● Task objective: Going through the entries below, copy out each line that contains "week".

● Data records for software interfaces:

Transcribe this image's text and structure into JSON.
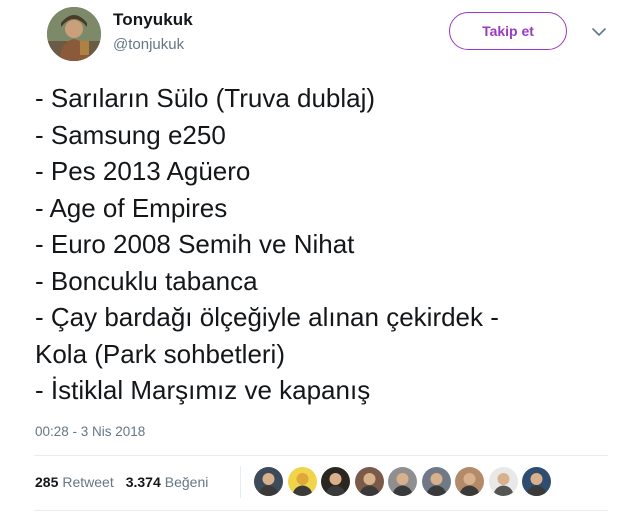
{
  "author": {
    "name": "Tonyukuk",
    "handle": "@tonjukuk"
  },
  "follow_button": {
    "label": "Takip et"
  },
  "tweet": {
    "lines": [
      "- Sarıların Sülo (Truva dublaj)",
      "- Samsung e250",
      "- Pes 2013 Agüero",
      "- Age of Empires",
      "- Euro 2008 Semih ve Nihat",
      "- Boncuklu tabanca",
      "- Çay bardağı ölçeğiyle alınan çekirdek -",
      "Kola (Park sohbetleri)",
      "- İstiklal Marşımız ve kapanış"
    ],
    "timestamp": "00:28 - 3 Nis 2018"
  },
  "stats": {
    "retweets_count": "285",
    "retweets_label": "Retweet",
    "likes_count": "3.374",
    "likes_label": "Beğeni"
  },
  "likers": [
    {
      "icon": "liker-avatar",
      "bg": "#3d4a5a"
    },
    {
      "icon": "liker-avatar",
      "bg": "#f0d44a"
    },
    {
      "icon": "liker-avatar",
      "bg": "#2b2620"
    },
    {
      "icon": "liker-avatar",
      "bg": "#7a5a48"
    },
    {
      "icon": "liker-avatar",
      "bg": "#8f8f8f"
    },
    {
      "icon": "liker-avatar",
      "bg": "#6f7a86"
    },
    {
      "icon": "liker-avatar",
      "bg": "#b38a6a"
    },
    {
      "icon": "liker-avatar",
      "bg": "#e8e8e8"
    },
    {
      "icon": "liker-avatar",
      "bg": "#2f4d6e"
    }
  ],
  "colors": {
    "accent": "#9b3bbf",
    "secondary_text": "#657786",
    "primary_text": "#14171a",
    "divider": "#e6ecf0"
  }
}
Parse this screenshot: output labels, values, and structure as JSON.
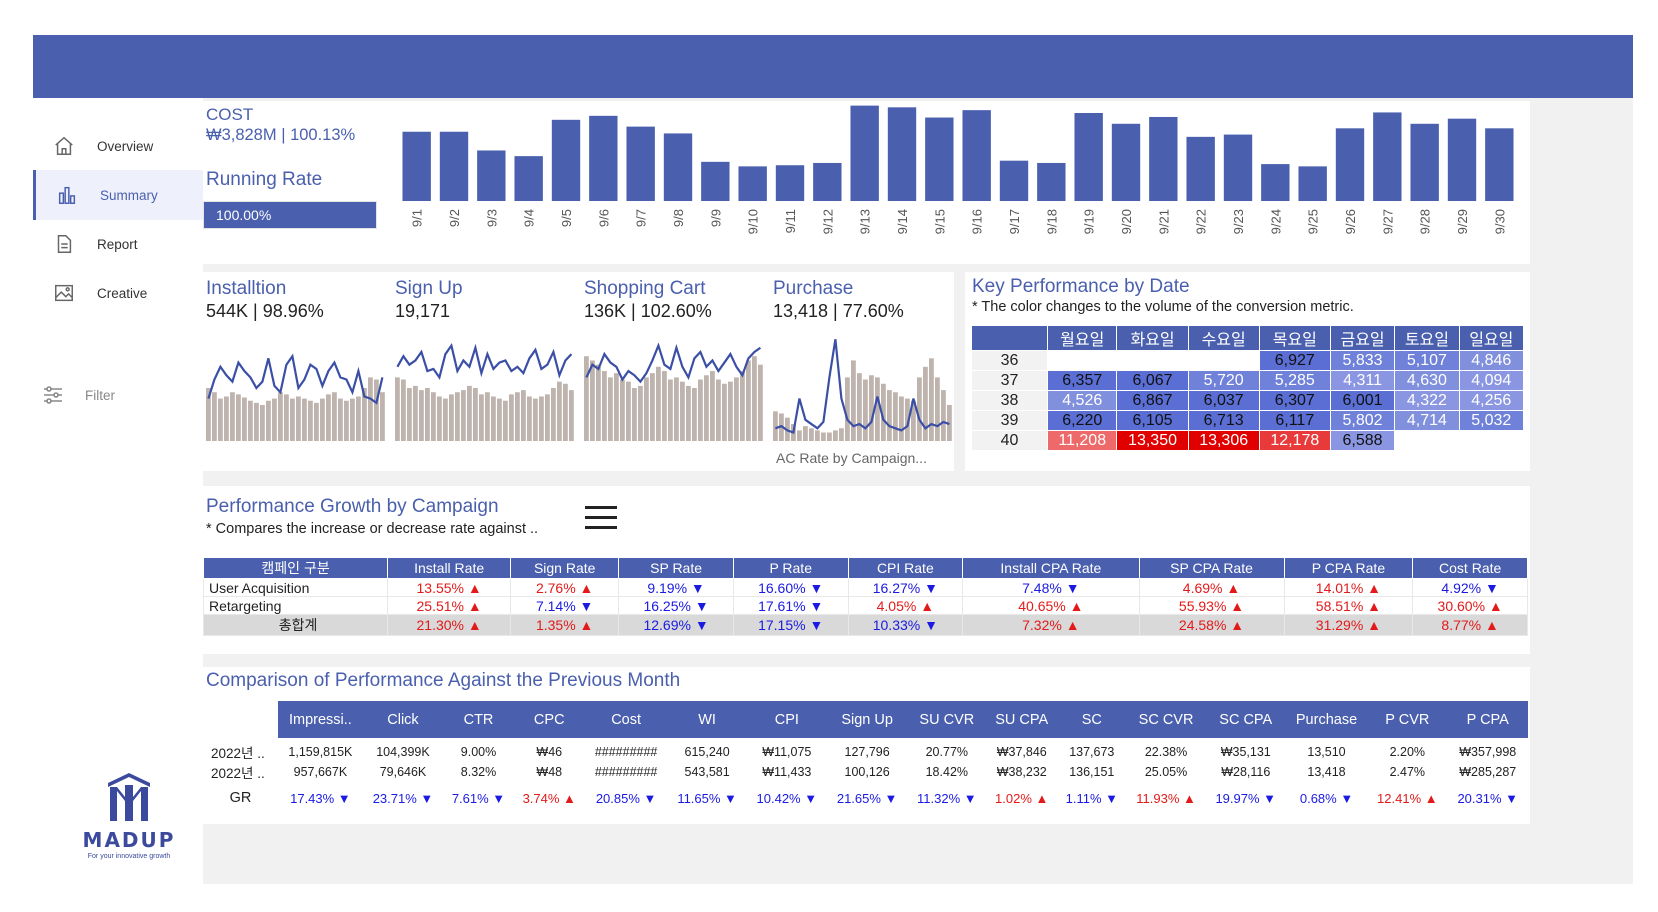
{
  "nav": {
    "items": [
      {
        "label": "Overview",
        "icon": "home-icon"
      },
      {
        "label": "Summary",
        "icon": "bar-chart-icon"
      },
      {
        "label": "Report",
        "icon": "document-icon"
      },
      {
        "label": "Creative",
        "icon": "image-icon"
      }
    ],
    "active": "Summary",
    "filter_label": "Filter"
  },
  "logo": {
    "word": "MADUP",
    "tagline": "For your innovative growth"
  },
  "cost": {
    "title": "COST",
    "value": "₩3,828M | 100.13%",
    "running_rate_label": "Running Rate",
    "running_rate_value": "100.00%",
    "running_rate": 1.0
  },
  "kpis": [
    {
      "title": "Installtion",
      "value": "544K | 98.96%"
    },
    {
      "title": "Sign Up",
      "value": "19,171"
    },
    {
      "title": "Shopping Cart",
      "value": "136K | 102.60%"
    },
    {
      "title": "Purchase",
      "value": "13,418 | 77.60%"
    }
  ],
  "kpi_footer": "AC Rate by Campaign...",
  "key_performance": {
    "title": "Key Performance by Date",
    "subtitle": "* The color changes to the volume of the conversion metric.",
    "days": [
      "월요일",
      "화요일",
      "수요일",
      "목요일",
      "금요일",
      "토요일",
      "일요일"
    ],
    "rows": [
      {
        "week": "36",
        "cells": [
          "",
          "",
          "",
          "6,927",
          "5,833",
          "5,107",
          "4,846"
        ]
      },
      {
        "week": "37",
        "cells": [
          "6,357",
          "6,067",
          "5,720",
          "5,285",
          "4,311",
          "4,630",
          "4,094"
        ]
      },
      {
        "week": "38",
        "cells": [
          "4,526",
          "6,867",
          "6,037",
          "6,307",
          "6,001",
          "4,322",
          "4,256"
        ]
      },
      {
        "week": "39",
        "cells": [
          "6,220",
          "6,105",
          "6,713",
          "6,117",
          "5,802",
          "4,714",
          "5,032"
        ]
      },
      {
        "week": "40",
        "cells": [
          "11,208",
          "13,350",
          "13,306",
          "12,178",
          "6,588",
          "",
          ""
        ]
      }
    ]
  },
  "growth": {
    "title": "Performance Growth by Campaign",
    "subtitle": "* Compares the increase or decrease rate against ..",
    "headers": [
      "캠페인 구분",
      "Install Rate",
      "Sign Rate",
      "SP Rate",
      "P Rate",
      "CPI Rate",
      "Install CPA Rate",
      "SP CPA Rate",
      "P CPA Rate",
      "Cost Rate"
    ],
    "rows": [
      {
        "name": "User Acquisition",
        "cells": [
          [
            "13.55%",
            "up"
          ],
          [
            "2.76%",
            "up"
          ],
          [
            "9.19%",
            "down"
          ],
          [
            "16.60%",
            "down"
          ],
          [
            "16.27%",
            "down"
          ],
          [
            "7.48%",
            "down"
          ],
          [
            "4.69%",
            "up"
          ],
          [
            "14.01%",
            "up"
          ],
          [
            "4.92%",
            "down"
          ]
        ]
      },
      {
        "name": "Retargeting",
        "cells": [
          [
            "25.51%",
            "up"
          ],
          [
            "7.14%",
            "down"
          ],
          [
            "16.25%",
            "down"
          ],
          [
            "17.61%",
            "down"
          ],
          [
            "4.05%",
            "up"
          ],
          [
            "40.65%",
            "up"
          ],
          [
            "55.93%",
            "up"
          ],
          [
            "58.51%",
            "up"
          ],
          [
            "30.60%",
            "up"
          ]
        ]
      },
      {
        "name": "총합계",
        "cells": [
          [
            "21.30%",
            "up"
          ],
          [
            "1.35%",
            "up"
          ],
          [
            "12.69%",
            "down"
          ],
          [
            "17.15%",
            "down"
          ],
          [
            "10.33%",
            "down"
          ],
          [
            "7.32%",
            "up"
          ],
          [
            "24.58%",
            "up"
          ],
          [
            "31.29%",
            "up"
          ],
          [
            "8.77%",
            "up"
          ]
        ]
      }
    ]
  },
  "comparison": {
    "title": "Comparison of Performance Against the Previous Month",
    "headers": [
      "Impressi..",
      "Click",
      "CTR",
      "CPC",
      "Cost",
      "WI",
      "CPI",
      "Sign Up",
      "SU CVR",
      "SU CPA",
      "SC",
      "SC CVR",
      "SC CPA",
      "Purchase",
      "P CVR",
      "P CPA"
    ],
    "rows": [
      {
        "label": "2022년 ..",
        "cells": [
          "1,159,815K",
          "104,399K",
          "9.00%",
          "₩46",
          "#########",
          "615,240",
          "₩11,075",
          "127,796",
          "20.77%",
          "₩37,846",
          "137,673",
          "22.38%",
          "₩35,131",
          "13,510",
          "2.20%",
          "₩357,998"
        ]
      },
      {
        "label": "2022년 ..",
        "cells": [
          "957,667K",
          "79,646K",
          "8.32%",
          "₩48",
          "#########",
          "543,581",
          "₩11,433",
          "100,126",
          "18.42%",
          "₩38,232",
          "136,151",
          "25.05%",
          "₩28,116",
          "13,418",
          "2.47%",
          "₩285,287"
        ]
      }
    ],
    "gr_label": "GR",
    "gr": [
      [
        "17.43%",
        "down"
      ],
      [
        "23.71%",
        "down"
      ],
      [
        "7.61%",
        "down"
      ],
      [
        "3.74%",
        "up"
      ],
      [
        "20.85%",
        "down"
      ],
      [
        "11.65%",
        "down"
      ],
      [
        "10.42%",
        "down"
      ],
      [
        "21.65%",
        "down"
      ],
      [
        "11.32%",
        "down"
      ],
      [
        "1.02%",
        "up"
      ],
      [
        "1.11%",
        "down"
      ],
      [
        "11.93%",
        "up"
      ],
      [
        "19.97%",
        "down"
      ],
      [
        "0.68%",
        "down"
      ],
      [
        "12.41%",
        "up"
      ],
      [
        "20.31%",
        "down"
      ]
    ]
  },
  "colors": {
    "accent": "#4a5fae",
    "bar": "#4a5fae",
    "spark_bar": "#bfb3ad",
    "up": "#e21a1a",
    "down": "#1a1ae2",
    "heat_low": "#5a6ed4",
    "heat_mid": "#8a96e2",
    "heat_high": "#e00000"
  },
  "chart_data": [
    {
      "type": "bar",
      "categories": [
        "9/1",
        "9/2",
        "9/3",
        "9/4",
        "9/5",
        "9/6",
        "9/7",
        "9/8",
        "9/9",
        "9/10",
        "9/11",
        "9/12",
        "9/13",
        "9/14",
        "9/15",
        "9/16",
        "9/17",
        "9/18",
        "9/19",
        "9/20",
        "9/21",
        "9/22",
        "9/23",
        "9/24",
        "9/25",
        "9/26",
        "9/27",
        "9/28",
        "9/29",
        "9/30"
      ],
      "values": [
        122,
        122,
        89,
        79,
        143,
        150,
        131,
        119,
        69,
        61,
        63,
        67,
        168,
        165,
        147,
        160,
        71,
        67,
        155,
        136,
        148,
        113,
        117,
        65,
        61,
        128,
        156,
        136,
        145,
        128
      ],
      "title": "COST",
      "xlabel": "",
      "ylabel": ""
    },
    {
      "type": "bar+line",
      "title": "Installtion",
      "bars": [
        50,
        46,
        40,
        42,
        46,
        44,
        41,
        38,
        36,
        34,
        38,
        40,
        46,
        44,
        40,
        42,
        40,
        38,
        36,
        40,
        44,
        46,
        40,
        38,
        40,
        42,
        50,
        60,
        58,
        46
      ],
      "line": [
        40,
        58,
        70,
        62,
        56,
        74,
        66,
        60,
        50,
        56,
        78,
        52,
        46,
        72,
        80,
        50,
        58,
        72,
        68,
        52,
        66,
        74,
        60,
        58,
        46,
        66,
        42,
        40,
        36,
        60
      ]
    },
    {
      "type": "bar+line",
      "title": "Sign Up",
      "bars": [
        60,
        58,
        50,
        52,
        48,
        50,
        46,
        42,
        40,
        44,
        46,
        48,
        52,
        50,
        44,
        46,
        42,
        40,
        38,
        44,
        46,
        48,
        42,
        40,
        42,
        44,
        50,
        56,
        54,
        48
      ],
      "line": [
        70,
        80,
        72,
        76,
        84,
        66,
        68,
        60,
        82,
        90,
        66,
        76,
        70,
        88,
        64,
        82,
        68,
        74,
        76,
        66,
        70,
        64,
        78,
        86,
        68,
        72,
        84,
        62,
        76,
        82
      ]
    },
    {
      "type": "bar+line",
      "title": "Shopping Cart",
      "bars": [
        80,
        76,
        72,
        66,
        60,
        64,
        58,
        56,
        50,
        52,
        60,
        64,
        70,
        66,
        58,
        60,
        56,
        52,
        50,
        58,
        62,
        66,
        58,
        54,
        56,
        60,
        66,
        76,
        80,
        72
      ],
      "line": [
        60,
        72,
        68,
        82,
        74,
        70,
        58,
        66,
        62,
        56,
        64,
        76,
        90,
        72,
        68,
        88,
        70,
        60,
        78,
        84,
        70,
        76,
        66,
        74,
        82,
        70,
        62,
        78,
        84,
        88
      ]
    },
    {
      "type": "bar+line",
      "title": "Purchase",
      "bars": [
        28,
        26,
        22,
        16,
        10,
        14,
        12,
        10,
        8,
        8,
        10,
        12,
        60,
        76,
        64,
        58,
        62,
        60,
        54,
        48,
        46,
        42,
        40,
        38,
        60,
        70,
        78,
        60,
        48,
        34
      ],
      "line": [
        12,
        14,
        10,
        8,
        40,
        20,
        16,
        12,
        18,
        60,
        96,
        40,
        20,
        14,
        16,
        12,
        18,
        42,
        20,
        14,
        12,
        10,
        14,
        40,
        20,
        12,
        16,
        14,
        18,
        16
      ]
    }
  ]
}
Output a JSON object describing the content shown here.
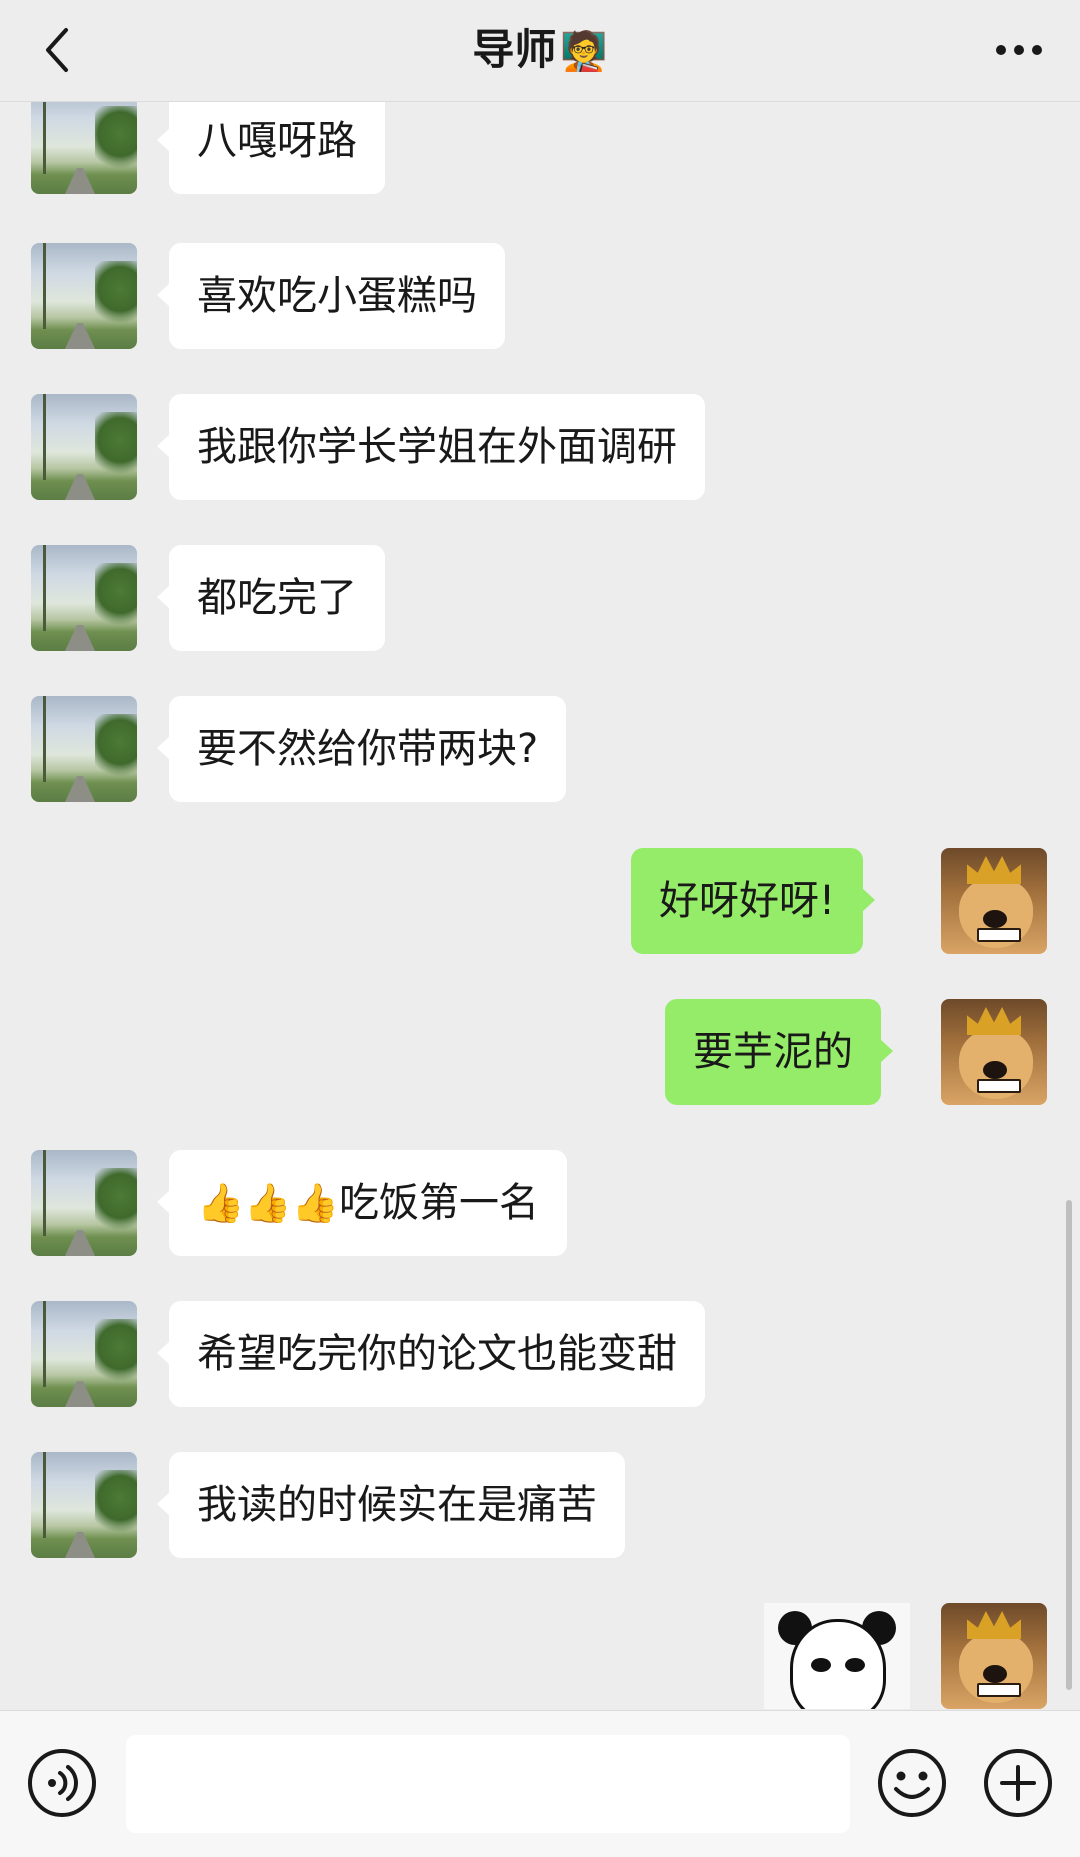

● Written response:
        "week": "36",
        "week": "37",
        "week": "38",
        "week": "39",
        "week": "40",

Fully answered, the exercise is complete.